|EP0672738A2 *||Feb 3, 1995||Sep 20, 1995||Rohm And Haas Company||Adhesive composition|
|EP0672738A3 *||Feb 3, 1995||Nov 15, 1995||Rohm & Haas||Adhesive composition.|
|EP0737730A3 *||Mar 21, 1996||Aug 26, 1998||Beiersdorf Aktiengesellschaft||Decorative back side coating for adhesive tapes|
|WO2012151513A1 *||May 4, 2012||Nov 8, 2012||Adco Products, Inc.||Reactive roofing adhesive|
|U.S. Classification||523/411, 525/113|
|International Classification||C08K5/29, C08L63/00, C09J133/08|
|Cooperative Classification||C08L63/00, C08K5/29, C09J133/08|
|European Classification||C08K5/29, C09J133/08|
|Aug 27, 1987||AS||Assignment|
Owner name: GENERAL MOTORS CORPORATION, DETROIT, MICHIGAN, A C
Free format text: ASSIGNMENT OF ASSIGNORS INTEREST.;ASSIGNORS:WEBBER, JAMES L.;WEBER, JOHN C.;REEL/FRAME:004790/0336
Effective date: 19870814
Owner name: GENERAL MOTORS CORPORATION, DETROIT, MICHIGAN, A C
Free format text: ASSIGNMENT OF ASSIGNORS INTEREST;ASSIGNORS:WEBBER, JAMES L.;WEBER, JOHN C.;REEL/FRAME:004790/0336
Effective date: 19870814
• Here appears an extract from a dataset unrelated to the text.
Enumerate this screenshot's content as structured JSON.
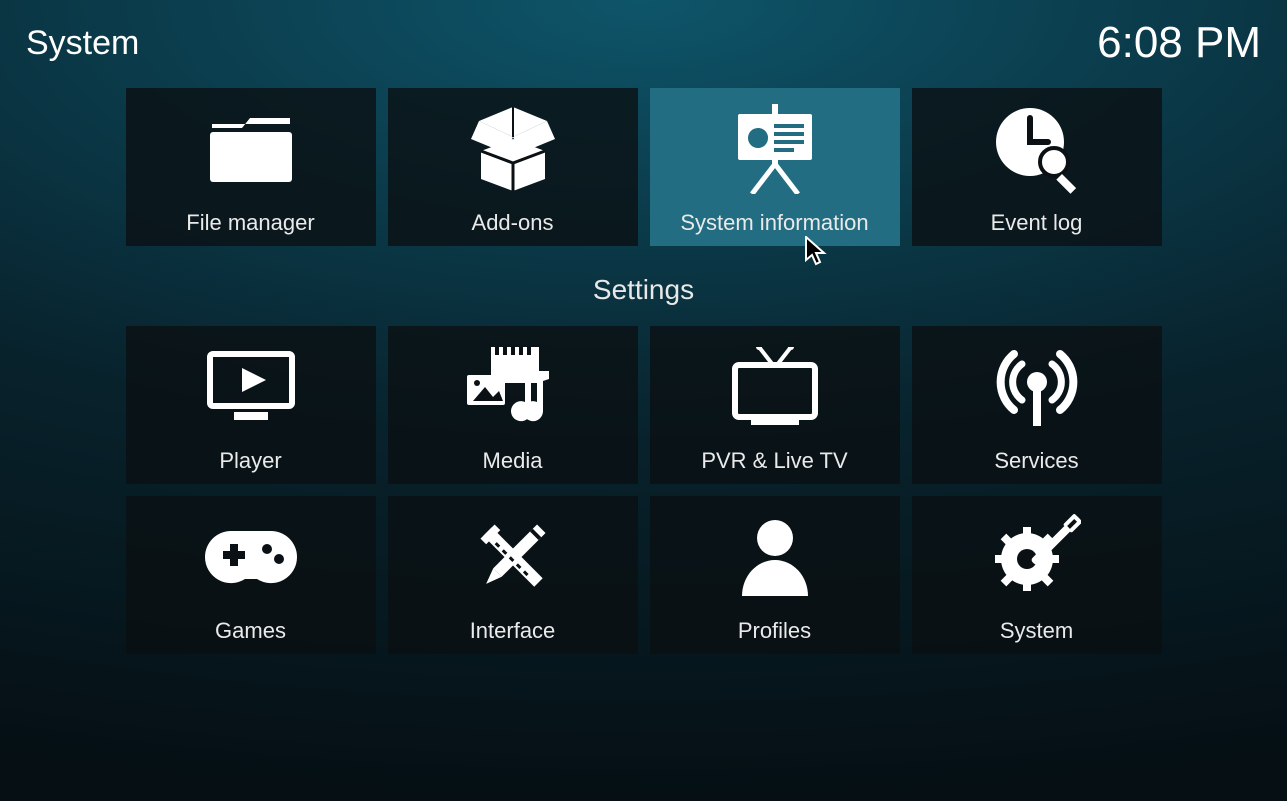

|Feb 24, 1992||FPAY||Fee payment|
Year of fee payment: 4
|Apr 16, 1996||REMI||Maintenance fee reminder mailed|
|Sep 8, 1996||LAPS||Lapse for failure to pay maintenance fees|
|Nov 19, 1996||FP||Expired due to failure to pay maintenance fee|
Effective date: 19960911